"""
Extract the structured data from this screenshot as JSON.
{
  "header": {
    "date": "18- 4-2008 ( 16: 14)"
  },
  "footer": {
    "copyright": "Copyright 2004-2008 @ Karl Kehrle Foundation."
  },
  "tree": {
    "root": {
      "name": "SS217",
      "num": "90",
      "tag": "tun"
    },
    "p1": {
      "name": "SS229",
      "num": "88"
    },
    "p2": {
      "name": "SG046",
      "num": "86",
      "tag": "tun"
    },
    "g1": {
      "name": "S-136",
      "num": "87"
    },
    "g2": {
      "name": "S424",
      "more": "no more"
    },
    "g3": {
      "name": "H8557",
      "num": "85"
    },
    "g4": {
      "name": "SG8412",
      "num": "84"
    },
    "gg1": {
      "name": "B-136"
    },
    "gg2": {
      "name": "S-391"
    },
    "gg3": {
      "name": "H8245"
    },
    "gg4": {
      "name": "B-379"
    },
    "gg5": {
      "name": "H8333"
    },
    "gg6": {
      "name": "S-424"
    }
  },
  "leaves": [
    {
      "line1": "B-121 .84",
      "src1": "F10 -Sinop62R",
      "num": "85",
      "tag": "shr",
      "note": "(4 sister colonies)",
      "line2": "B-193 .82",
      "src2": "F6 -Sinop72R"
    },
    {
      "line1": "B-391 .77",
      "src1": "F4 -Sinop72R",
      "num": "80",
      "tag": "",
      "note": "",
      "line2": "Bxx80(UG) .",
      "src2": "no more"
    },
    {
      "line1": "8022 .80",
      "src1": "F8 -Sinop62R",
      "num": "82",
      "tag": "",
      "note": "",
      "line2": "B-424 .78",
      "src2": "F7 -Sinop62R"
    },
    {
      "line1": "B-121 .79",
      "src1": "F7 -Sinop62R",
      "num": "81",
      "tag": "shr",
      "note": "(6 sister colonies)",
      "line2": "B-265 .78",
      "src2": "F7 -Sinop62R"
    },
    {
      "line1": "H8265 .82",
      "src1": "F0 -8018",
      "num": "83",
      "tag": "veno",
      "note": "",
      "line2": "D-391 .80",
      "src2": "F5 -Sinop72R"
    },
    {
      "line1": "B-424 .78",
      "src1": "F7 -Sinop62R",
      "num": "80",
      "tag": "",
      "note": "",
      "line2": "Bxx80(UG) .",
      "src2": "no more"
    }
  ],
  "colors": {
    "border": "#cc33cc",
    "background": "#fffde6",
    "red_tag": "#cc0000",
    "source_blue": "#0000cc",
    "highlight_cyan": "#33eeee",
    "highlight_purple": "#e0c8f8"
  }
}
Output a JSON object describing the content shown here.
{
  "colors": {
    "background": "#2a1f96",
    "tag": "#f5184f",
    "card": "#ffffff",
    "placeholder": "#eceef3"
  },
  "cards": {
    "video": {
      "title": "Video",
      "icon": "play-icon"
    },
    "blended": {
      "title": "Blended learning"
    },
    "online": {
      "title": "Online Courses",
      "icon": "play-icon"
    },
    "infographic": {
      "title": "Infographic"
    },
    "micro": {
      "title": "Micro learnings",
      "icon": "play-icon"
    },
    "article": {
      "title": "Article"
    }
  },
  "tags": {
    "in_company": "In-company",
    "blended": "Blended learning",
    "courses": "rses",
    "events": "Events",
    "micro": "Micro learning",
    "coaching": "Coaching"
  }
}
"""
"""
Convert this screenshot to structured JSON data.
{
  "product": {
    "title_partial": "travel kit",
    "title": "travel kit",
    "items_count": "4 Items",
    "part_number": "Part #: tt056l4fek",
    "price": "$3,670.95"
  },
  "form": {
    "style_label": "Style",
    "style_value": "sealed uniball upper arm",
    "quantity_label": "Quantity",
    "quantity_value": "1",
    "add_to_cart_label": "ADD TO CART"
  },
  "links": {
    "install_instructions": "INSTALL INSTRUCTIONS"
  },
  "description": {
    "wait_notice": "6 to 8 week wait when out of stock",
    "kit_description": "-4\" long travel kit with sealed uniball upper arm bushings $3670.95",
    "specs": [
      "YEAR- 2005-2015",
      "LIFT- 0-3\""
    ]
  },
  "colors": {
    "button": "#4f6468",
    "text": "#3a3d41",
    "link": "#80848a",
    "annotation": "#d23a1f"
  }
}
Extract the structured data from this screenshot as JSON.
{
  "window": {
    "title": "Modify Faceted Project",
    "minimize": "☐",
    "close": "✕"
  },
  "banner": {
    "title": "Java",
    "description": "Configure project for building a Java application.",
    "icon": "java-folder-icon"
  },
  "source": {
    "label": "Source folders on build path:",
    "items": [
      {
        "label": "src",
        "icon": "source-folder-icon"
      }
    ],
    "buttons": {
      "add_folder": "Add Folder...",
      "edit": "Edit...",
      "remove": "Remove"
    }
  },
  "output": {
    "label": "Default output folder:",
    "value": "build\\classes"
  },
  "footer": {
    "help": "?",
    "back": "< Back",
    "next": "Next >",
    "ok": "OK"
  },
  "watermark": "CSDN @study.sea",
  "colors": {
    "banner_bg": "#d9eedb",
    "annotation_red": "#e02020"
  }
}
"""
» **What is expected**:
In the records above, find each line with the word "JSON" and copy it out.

» **Written reply**:
Extract the structured data from this screenshot as JSON.
Output a JSON object describing the content shown here.
Convert this screenshot to structured JSON data.
Extract the structured data from this screenshot as JSON.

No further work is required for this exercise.